Pool resurfacing consists of repairing or replacing the various surfaces of your pool and the area around it. It can be done to repair damage, or just to spruce up your pool’s look and feel. It’s not recommended that you handle a pool resurfacing job on your own, as it can be a time-consuming process, where one mistake can ruin the whole project, rendering your pool a leaking hole in the ground.
Additionally, before getting started, you also may be required to contact your local municipality to find out if you need any permits or if there are any restrictions on what you can do. Some cities have requirements on what is and is not allowed on someone’s property. So make sure you aren’t breaking any city codes before you start tearing everything up!
What Are My Options?
When thinking about pool resurfacing, there are a few different routes to consider. Do you want to look into custom pool designs? Or are you just trying to get a basic coat of paint? If your pool is made of fiberglass, plaster or concrete, you may want to stick with the material you currently have unless you want to undertake a huge project.
How Much Will It Cost?
The price is dependent on a large number of factors, so your best bet is to contact local companies in your area that do pool resurfacing work. See if they can come out and give you a quote. Make sure to compare at least several companies to ensure you’re not getting ripped off. From there, you’ll have to decide what sort of resurfacing you want, and that’ll determine the cost.
How Long Should My Pool Liner Last?
Inground pool liners are made to last between 5 and 12 years, while above ground pool liners should last you between 6 and 10 years. If all you’re worried about is your pool liner, however, you won’t need to focus on pool resurfacing.
Have you undergone a project like this? Did you do it on your own, or hire a company?
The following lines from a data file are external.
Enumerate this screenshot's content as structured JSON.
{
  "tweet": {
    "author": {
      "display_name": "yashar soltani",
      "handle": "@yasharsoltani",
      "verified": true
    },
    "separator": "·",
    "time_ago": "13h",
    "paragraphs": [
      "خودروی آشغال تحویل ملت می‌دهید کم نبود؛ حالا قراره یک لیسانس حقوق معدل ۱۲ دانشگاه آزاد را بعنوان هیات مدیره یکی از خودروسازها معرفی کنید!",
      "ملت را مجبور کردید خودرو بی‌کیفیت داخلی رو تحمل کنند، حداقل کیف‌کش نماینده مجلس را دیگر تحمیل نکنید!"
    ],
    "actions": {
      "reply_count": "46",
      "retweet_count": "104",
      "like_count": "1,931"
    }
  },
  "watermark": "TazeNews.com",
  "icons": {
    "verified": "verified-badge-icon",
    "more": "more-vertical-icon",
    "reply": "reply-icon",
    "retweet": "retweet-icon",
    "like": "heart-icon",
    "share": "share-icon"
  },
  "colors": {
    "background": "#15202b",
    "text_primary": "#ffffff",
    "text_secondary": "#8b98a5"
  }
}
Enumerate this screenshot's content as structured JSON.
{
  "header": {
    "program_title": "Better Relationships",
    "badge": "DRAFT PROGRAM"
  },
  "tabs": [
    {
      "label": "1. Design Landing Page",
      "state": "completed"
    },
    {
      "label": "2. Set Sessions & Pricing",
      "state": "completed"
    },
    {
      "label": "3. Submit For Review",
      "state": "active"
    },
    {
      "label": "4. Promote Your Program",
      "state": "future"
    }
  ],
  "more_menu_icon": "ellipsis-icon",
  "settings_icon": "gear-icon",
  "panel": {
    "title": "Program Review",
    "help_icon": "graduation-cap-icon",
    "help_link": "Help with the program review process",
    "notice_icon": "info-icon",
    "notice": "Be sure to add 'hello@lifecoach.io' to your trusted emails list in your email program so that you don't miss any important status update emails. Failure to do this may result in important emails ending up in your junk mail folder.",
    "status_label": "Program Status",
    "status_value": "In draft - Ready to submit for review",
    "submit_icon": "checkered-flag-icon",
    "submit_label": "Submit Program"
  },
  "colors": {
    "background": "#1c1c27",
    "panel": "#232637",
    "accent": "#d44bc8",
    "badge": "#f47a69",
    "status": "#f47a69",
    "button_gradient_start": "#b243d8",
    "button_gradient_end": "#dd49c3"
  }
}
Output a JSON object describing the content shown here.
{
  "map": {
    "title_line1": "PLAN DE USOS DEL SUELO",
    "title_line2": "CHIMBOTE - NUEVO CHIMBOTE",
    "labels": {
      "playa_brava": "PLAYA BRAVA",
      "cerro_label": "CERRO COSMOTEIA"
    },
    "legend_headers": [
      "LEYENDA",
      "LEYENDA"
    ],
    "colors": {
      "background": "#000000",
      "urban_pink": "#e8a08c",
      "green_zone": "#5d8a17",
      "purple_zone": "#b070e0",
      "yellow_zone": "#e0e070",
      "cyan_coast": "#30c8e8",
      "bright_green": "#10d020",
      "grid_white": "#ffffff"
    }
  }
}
What was your experience like? How’s the pool life now? Share your thoughts with us down below in the comments section, and happy swimming!